Vaccination is one of the most important things you can do to ensure your pet stays healthy.

Rather than have a “one injection for all” Our veterinarians will discuss your pet’s risk factors and tailor their vaccination program to suit their needs.

We also offer Titre Testing, which is a laboratory test that measures the level of antibodies in your pets blood. This test can give you an indication as to wether your pet may require a vaccination or not.



For puppies, we recommend vaccinating against Parvovirus, Distemper and Hepatitis at 6-8 weeks, 10-12 weeks and 16 weeks of age, which is the protocol recommended by the World Small Animal Veterinary Association.

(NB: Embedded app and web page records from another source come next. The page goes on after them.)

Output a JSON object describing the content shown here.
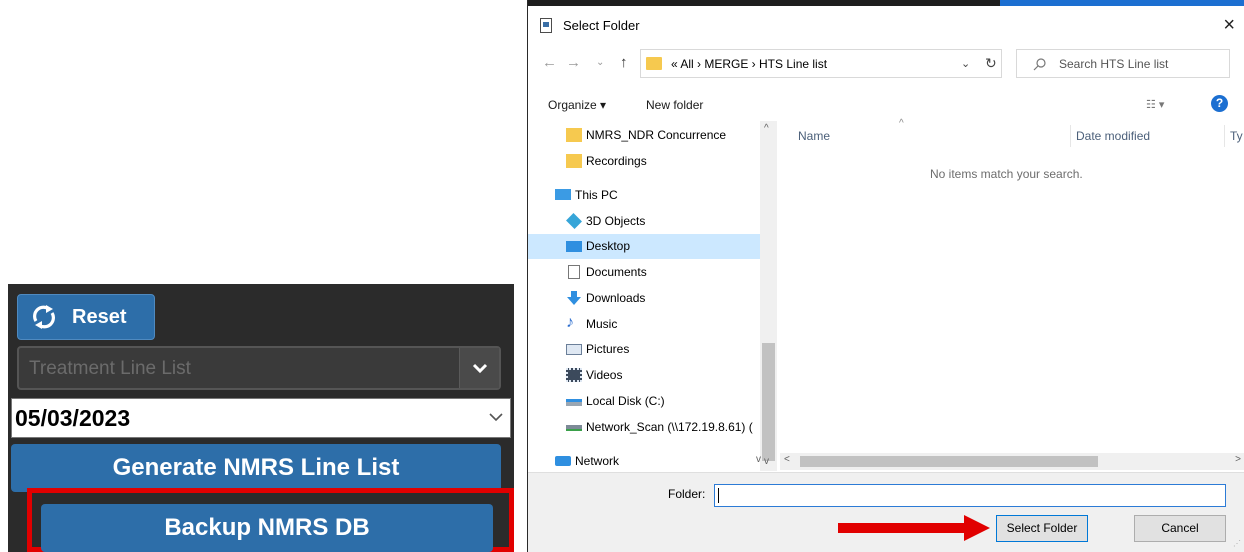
{
  "app": {
    "reset_label": "Reset",
    "treatment_placeholder": "Treatment Line List",
    "date_value": "05/03/2023",
    "generate_label": "Generate NMRS Line List",
    "backup_label": "Backup NMRS DB"
  },
  "dialog": {
    "title": "Select Folder",
    "close_symbol": "×",
    "breadcrumb": "«  All  ›  MERGE  ›  HTS Line list",
    "search_placeholder": "Search HTS Line list",
    "toolbar": {
      "organize": "Organize ▾",
      "new_folder": "New folder",
      "help": "?"
    },
    "nav_items": [
      {
        "label": "NMRS_NDR Concurrence",
        "icon": "folder-icon"
      },
      {
        "label": "Recordings",
        "icon": "folder-icon"
      },
      {
        "label": "This PC",
        "icon": "computer-icon"
      },
      {
        "label": "3D Objects",
        "icon": "cube-icon"
      },
      {
        "label": "Desktop",
        "icon": "desktop-icon",
        "selected": true
      },
      {
        "label": "Documents",
        "icon": "document-icon"
      },
      {
        "label": "Downloads",
        "icon": "download-icon"
      },
      {
        "label": "Music",
        "icon": "music-icon"
      },
      {
        "label": "Pictures",
        "icon": "pictures-icon"
      },
      {
        "label": "Videos",
        "icon": "video-icon"
      },
      {
        "label": "Local Disk (C:)",
        "icon": "drive-icon"
      },
      {
        "label": "Network_Scan (\\\\172.19.8.61) (",
        "icon": "network-drive-icon"
      },
      {
        "label": "Network",
        "icon": "network-icon"
      }
    ],
    "columns": {
      "name": "Name",
      "date_modified": "Date modified",
      "type": "Ty"
    },
    "empty_message": "No items match your search.",
    "folder_label": "Folder:",
    "folder_value": "",
    "select_button": "Select Folder",
    "cancel_button": "Cancel"
  },
  "colors": {
    "app_bg": "#2b2b2b",
    "app_button": "#2d6ea9",
    "highlight": "#e10000",
    "accent": "#1c6fd1",
    "selection": "#cce8ff"
  }
}
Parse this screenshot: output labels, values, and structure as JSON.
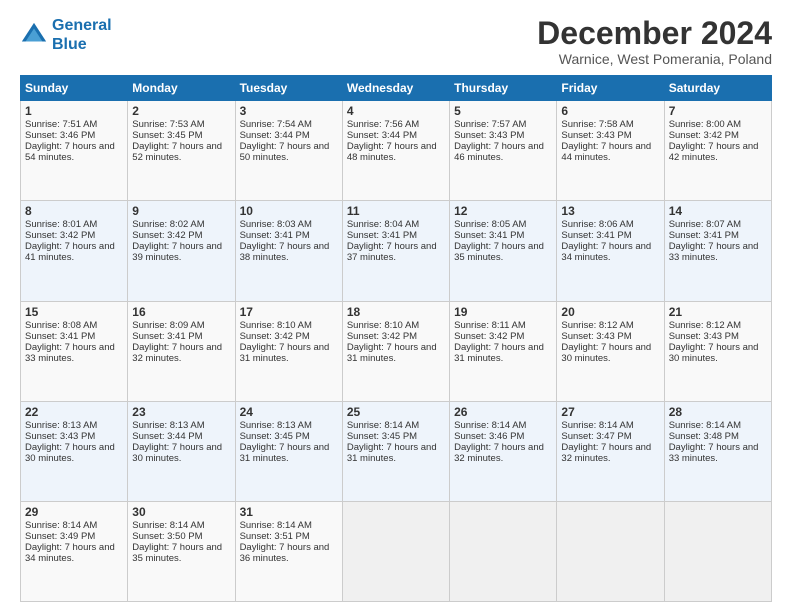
{
  "logo": {
    "line1": "General",
    "line2": "Blue"
  },
  "title": "December 2024",
  "subtitle": "Warnice, West Pomerania, Poland",
  "days_header": [
    "Sunday",
    "Monday",
    "Tuesday",
    "Wednesday",
    "Thursday",
    "Friday",
    "Saturday"
  ],
  "weeks": [
    [
      {
        "day": "1",
        "sunrise": "Sunrise: 7:51 AM",
        "sunset": "Sunset: 3:46 PM",
        "daylight": "Daylight: 7 hours and 54 minutes."
      },
      {
        "day": "2",
        "sunrise": "Sunrise: 7:53 AM",
        "sunset": "Sunset: 3:45 PM",
        "daylight": "Daylight: 7 hours and 52 minutes."
      },
      {
        "day": "3",
        "sunrise": "Sunrise: 7:54 AM",
        "sunset": "Sunset: 3:44 PM",
        "daylight": "Daylight: 7 hours and 50 minutes."
      },
      {
        "day": "4",
        "sunrise": "Sunrise: 7:56 AM",
        "sunset": "Sunset: 3:44 PM",
        "daylight": "Daylight: 7 hours and 48 minutes."
      },
      {
        "day": "5",
        "sunrise": "Sunrise: 7:57 AM",
        "sunset": "Sunset: 3:43 PM",
        "daylight": "Daylight: 7 hours and 46 minutes."
      },
      {
        "day": "6",
        "sunrise": "Sunrise: 7:58 AM",
        "sunset": "Sunset: 3:43 PM",
        "daylight": "Daylight: 7 hours and 44 minutes."
      },
      {
        "day": "7",
        "sunrise": "Sunrise: 8:00 AM",
        "sunset": "Sunset: 3:42 PM",
        "daylight": "Daylight: 7 hours and 42 minutes."
      }
    ],
    [
      {
        "day": "8",
        "sunrise": "Sunrise: 8:01 AM",
        "sunset": "Sunset: 3:42 PM",
        "daylight": "Daylight: 7 hours and 41 minutes."
      },
      {
        "day": "9",
        "sunrise": "Sunrise: 8:02 AM",
        "sunset": "Sunset: 3:42 PM",
        "daylight": "Daylight: 7 hours and 39 minutes."
      },
      {
        "day": "10",
        "sunrise": "Sunrise: 8:03 AM",
        "sunset": "Sunset: 3:41 PM",
        "daylight": "Daylight: 7 hours and 38 minutes."
      },
      {
        "day": "11",
        "sunrise": "Sunrise: 8:04 AM",
        "sunset": "Sunset: 3:41 PM",
        "daylight": "Daylight: 7 hours and 37 minutes."
      },
      {
        "day": "12",
        "sunrise": "Sunrise: 8:05 AM",
        "sunset": "Sunset: 3:41 PM",
        "daylight": "Daylight: 7 hours and 35 minutes."
      },
      {
        "day": "13",
        "sunrise": "Sunrise: 8:06 AM",
        "sunset": "Sunset: 3:41 PM",
        "daylight": "Daylight: 7 hours and 34 minutes."
      },
      {
        "day": "14",
        "sunrise": "Sunrise: 8:07 AM",
        "sunset": "Sunset: 3:41 PM",
        "daylight": "Daylight: 7 hours and 33 minutes."
      }
    ],
    [
      {
        "day": "15",
        "sunrise": "Sunrise: 8:08 AM",
        "sunset": "Sunset: 3:41 PM",
        "daylight": "Daylight: 7 hours and 33 minutes."
      },
      {
        "day": "16",
        "sunrise": "Sunrise: 8:09 AM",
        "sunset": "Sunset: 3:41 PM",
        "daylight": "Daylight: 7 hours and 32 minutes."
      },
      {
        "day": "17",
        "sunrise": "Sunrise: 8:10 AM",
        "sunset": "Sunset: 3:42 PM",
        "daylight": "Daylight: 7 hours and 31 minutes."
      },
      {
        "day": "18",
        "sunrise": "Sunrise: 8:10 AM",
        "sunset": "Sunset: 3:42 PM",
        "daylight": "Daylight: 7 hours and 31 minutes."
      },
      {
        "day": "19",
        "sunrise": "Sunrise: 8:11 AM",
        "sunset": "Sunset: 3:42 PM",
        "daylight": "Daylight: 7 hours and 31 minutes."
      },
      {
        "day": "20",
        "sunrise": "Sunrise: 8:12 AM",
        "sunset": "Sunset: 3:43 PM",
        "daylight": "Daylight: 7 hours and 30 minutes."
      },
      {
        "day": "21",
        "sunrise": "Sunrise: 8:12 AM",
        "sunset": "Sunset: 3:43 PM",
        "daylight": "Daylight: 7 hours and 30 minutes."
      }
    ],
    [
      {
        "day": "22",
        "sunrise": "Sunrise: 8:13 AM",
        "sunset": "Sunset: 3:43 PM",
        "daylight": "Daylight: 7 hours and 30 minutes."
      },
      {
        "day": "23",
        "sunrise": "Sunrise: 8:13 AM",
        "sunset": "Sunset: 3:44 PM",
        "daylight": "Daylight: 7 hours and 30 minutes."
      },
      {
        "day": "24",
        "sunrise": "Sunrise: 8:13 AM",
        "sunset": "Sunset: 3:45 PM",
        "daylight": "Daylight: 7 hours and 31 minutes."
      },
      {
        "day": "25",
        "sunrise": "Sunrise: 8:14 AM",
        "sunset": "Sunset: 3:45 PM",
        "daylight": "Daylight: 7 hours and 31 minutes."
      },
      {
        "day": "26",
        "sunrise": "Sunrise: 8:14 AM",
        "sunset": "Sunset: 3:46 PM",
        "daylight": "Daylight: 7 hours and 32 minutes."
      },
      {
        "day": "27",
        "sunrise": "Sunrise: 8:14 AM",
        "sunset": "Sunset: 3:47 PM",
        "daylight": "Daylight: 7 hours and 32 minutes."
      },
      {
        "day": "28",
        "sunrise": "Sunrise: 8:14 AM",
        "sunset": "Sunset: 3:48 PM",
        "daylight": "Daylight: 7 hours and 33 minutes."
      }
    ],
    [
      {
        "day": "29",
        "sunrise": "Sunrise: 8:14 AM",
        "sunset": "Sunset: 3:49 PM",
        "daylight": "Daylight: 7 hours and 34 minutes."
      },
      {
        "day": "30",
        "sunrise": "Sunrise: 8:14 AM",
        "sunset": "Sunset: 3:50 PM",
        "daylight": "Daylight: 7 hours and 35 minutes."
      },
      {
        "day": "31",
        "sunrise": "Sunrise: 8:14 AM",
        "sunset": "Sunset: 3:51 PM",
        "daylight": "Daylight: 7 hours and 36 minutes."
      },
      null,
      null,
      null,
      null
    ]
  ]
}
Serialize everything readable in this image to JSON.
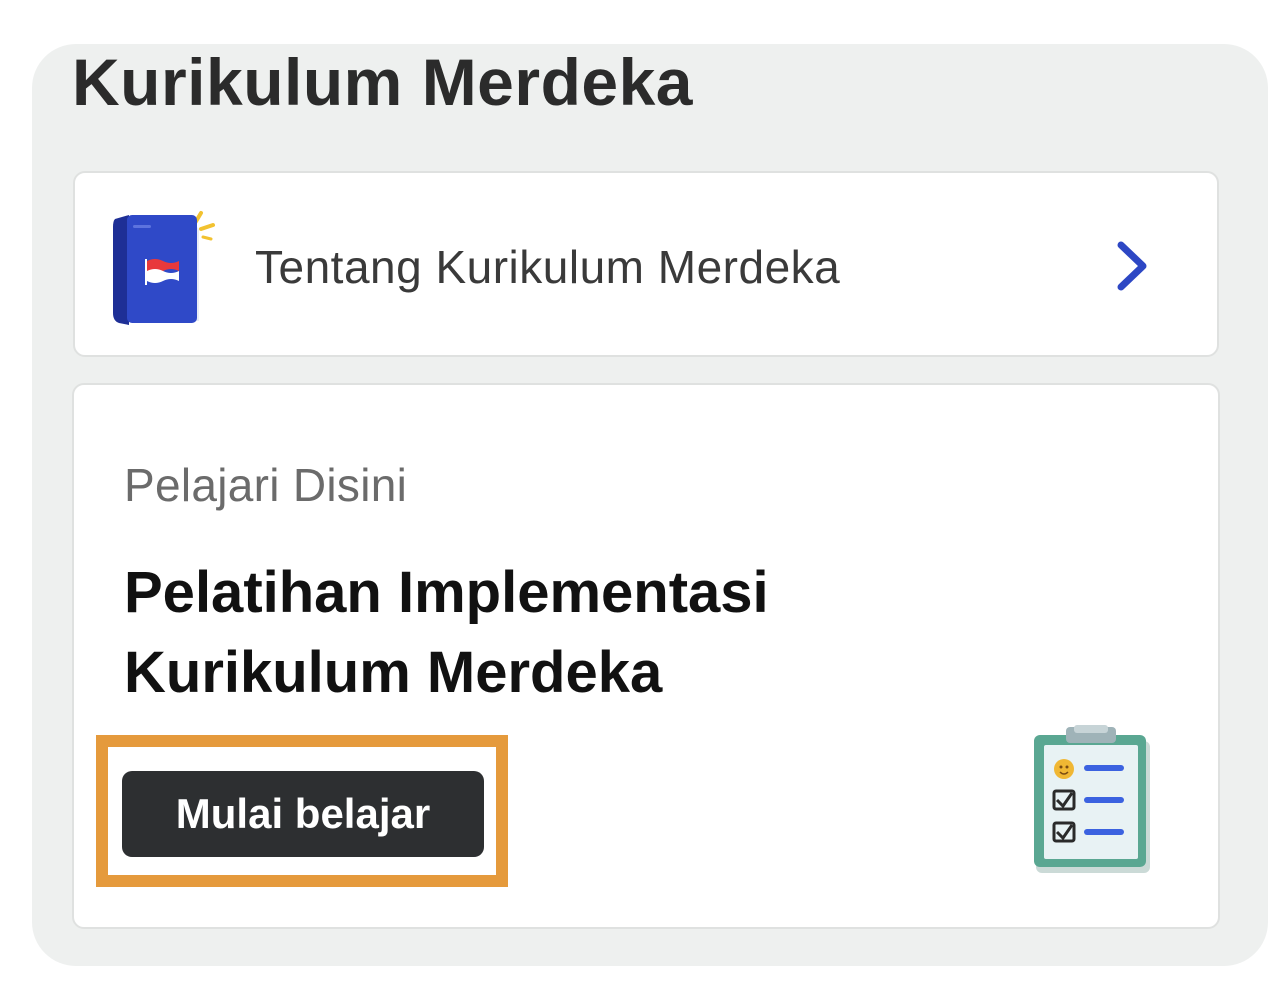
{
  "section": {
    "title": "Kurikulum Merdeka"
  },
  "about_card": {
    "label": "Tentang Kurikulum Merdeka",
    "icon": "book-icon",
    "chevron_icon": "chevron-right-icon"
  },
  "learn_card": {
    "eyebrow": "Pelajari Disini",
    "title": "Pelatihan Implementasi Kurikulum Merdeka",
    "button_label": "Mulai belajar",
    "illustration": "clipboard-icon"
  },
  "colors": {
    "panel_bg": "#eef0ef",
    "book_blue": "#2f49c8",
    "chevron_blue": "#2d47c4",
    "button_dark": "#2d2f31",
    "highlight_orange": "#e59a3c"
  }
}
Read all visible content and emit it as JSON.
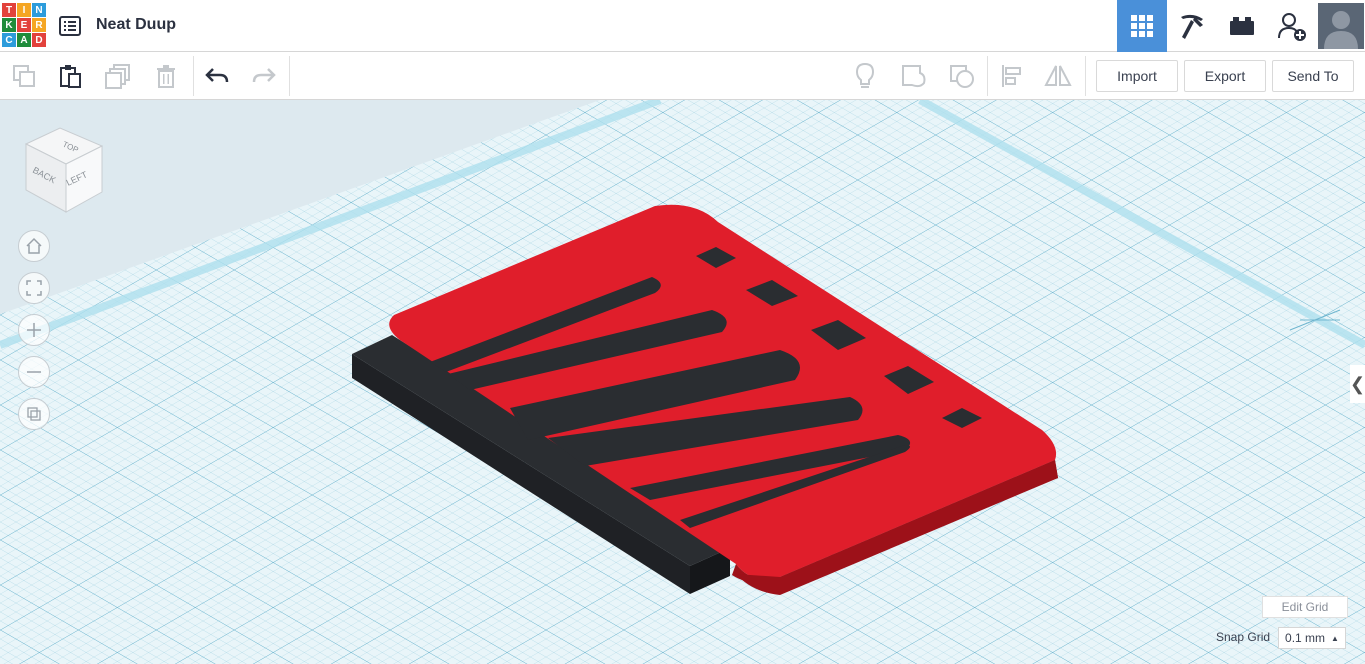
{
  "logo": {
    "letters": [
      "T",
      "I",
      "N",
      "K",
      "E",
      "R",
      "C",
      "A",
      "D"
    ],
    "colors": [
      "#e2423c",
      "#f5a623",
      "#2d9cdb",
      "#1f8c3b",
      "#e2423c",
      "#f5a623",
      "#2d9cdb",
      "#1f8c3b",
      "#e2423c"
    ]
  },
  "design": {
    "title": "Neat Duup"
  },
  "header": {
    "icons": [
      "grid-view-icon",
      "pickaxe-icon",
      "bricks-icon",
      "add-user-icon",
      "avatar"
    ]
  },
  "toolbar": {
    "import_label": "Import",
    "export_label": "Export",
    "send_to_label": "Send To"
  },
  "viewcube": {
    "top": "TOP",
    "back": "BACK",
    "left": "LEFT"
  },
  "grid": {
    "edit_label": "Edit Grid",
    "snap_label": "Snap Grid",
    "snap_value": "0.1 mm",
    "snap_arrow": "▲"
  },
  "panel": {
    "collapse_glyph": "❮"
  },
  "colors": {
    "accent": "#4a90d9",
    "workplane": "#dde9ef",
    "shape_red": "#e01e2b",
    "shape_dark": "#2a2d31"
  }
}
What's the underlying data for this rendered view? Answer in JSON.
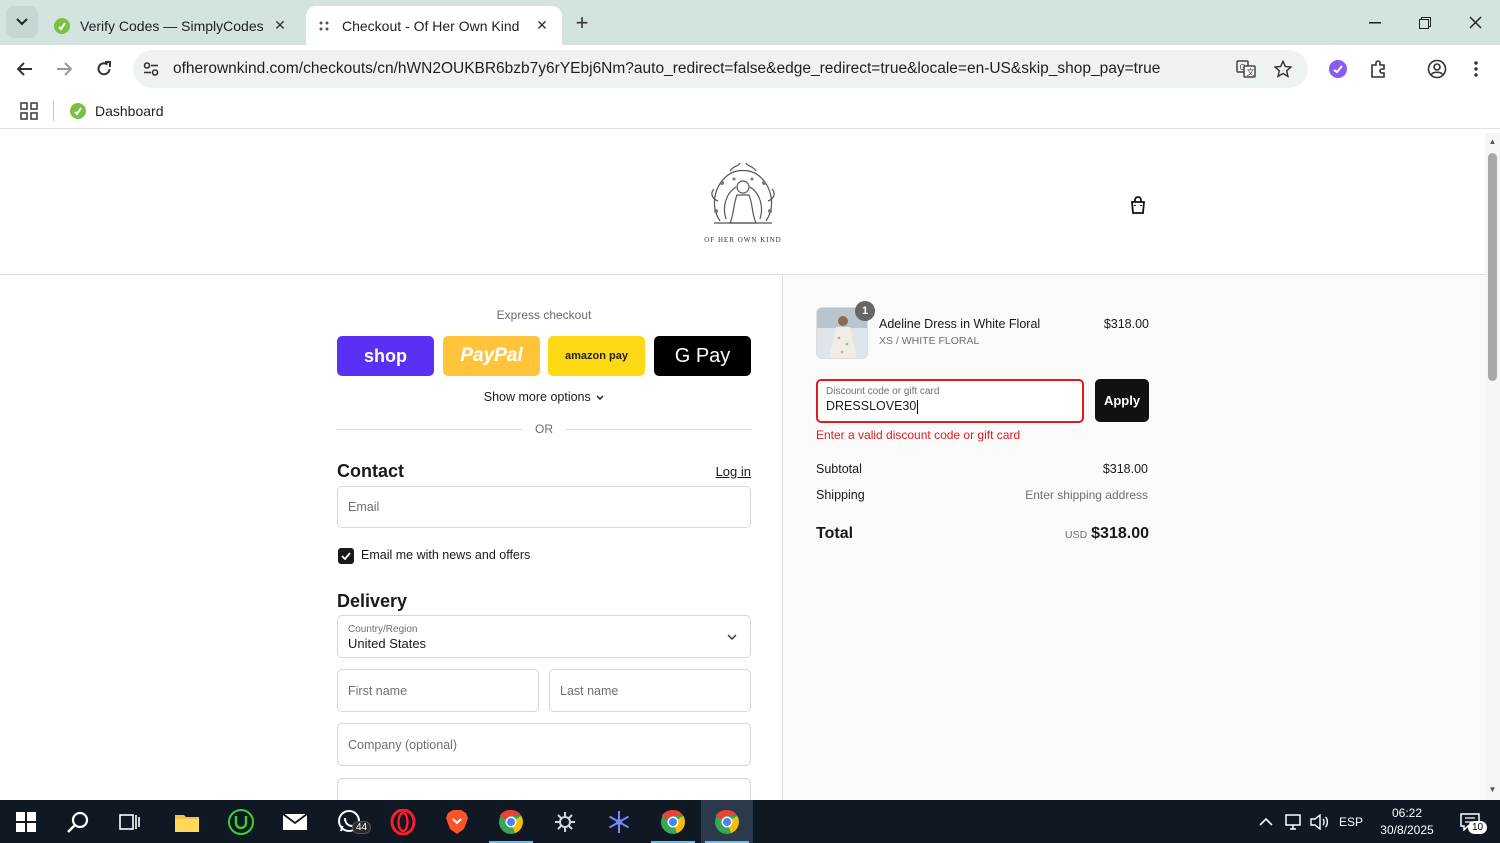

If your dog may be at risk from canine cough this is also done at the second and third vaccination. We use  Nobivac high titre vaccinations which means  protection should be stronger and longer lasting.


Dogs are given a booster 1 year after their final puppy vaccination. We can use a Nobivac® vaccination which means your dog only requires a vaccination every three years.  If your dog has a kennel cough vaccination., they still require KC boosters  annually as the protection given by the vaccination is not as strong as for the parvo , distemper and hepatitis vaccination.

We do recommend an annual health check and physical examination in between boosters. As our pets age so much faster then humans do so it is important to make sure they are fit, healthy and well.


Kittens are vaccinated against  calicivirus and rhinovirus ( the “cat flu” viruses) and feline enteritis at 6-8 weeks, 12-14 weeks and 16-18 weeks of age.banner_04

Other diseases such as Feline Leukaemia and Feline AIDs virus can also be vaccinated against, if your kitten will be at risk later on.


Annual booster vaccinations are recommended but if your cat is at low risk, such as being indoors only, less frequent boosters may be appropriate- our vets will help to advise you in these cases.

Because these diseases are extremely contagious try not to take your puppy or kitten out of their house or yard until they are fully vaccinated.


thumb-350-270200[1]Rabbits are vaccinated against calicivirus at 10 – 12 weeks of age and then every 12 months to maintain immunity throughout life.  Calicivirus and Myxomatosis are diseases that have been introduced in Australia to help control the wild rabbit population. Whilst there are no vaccines available to prevent myxomatosis, rabbits should be vaccinated against calicivirus which is spread by insects.




garden_ferret_by_eric_casper[1]Distemper occurs in ferrets. Distemper is also known to exist in Australia, therefore the ferret population can be considered to be at risk. We recommend vaccinations at 8-10 weeks of age the followed up 4 weeks later and then every 12 months to maintain immunity throughout life.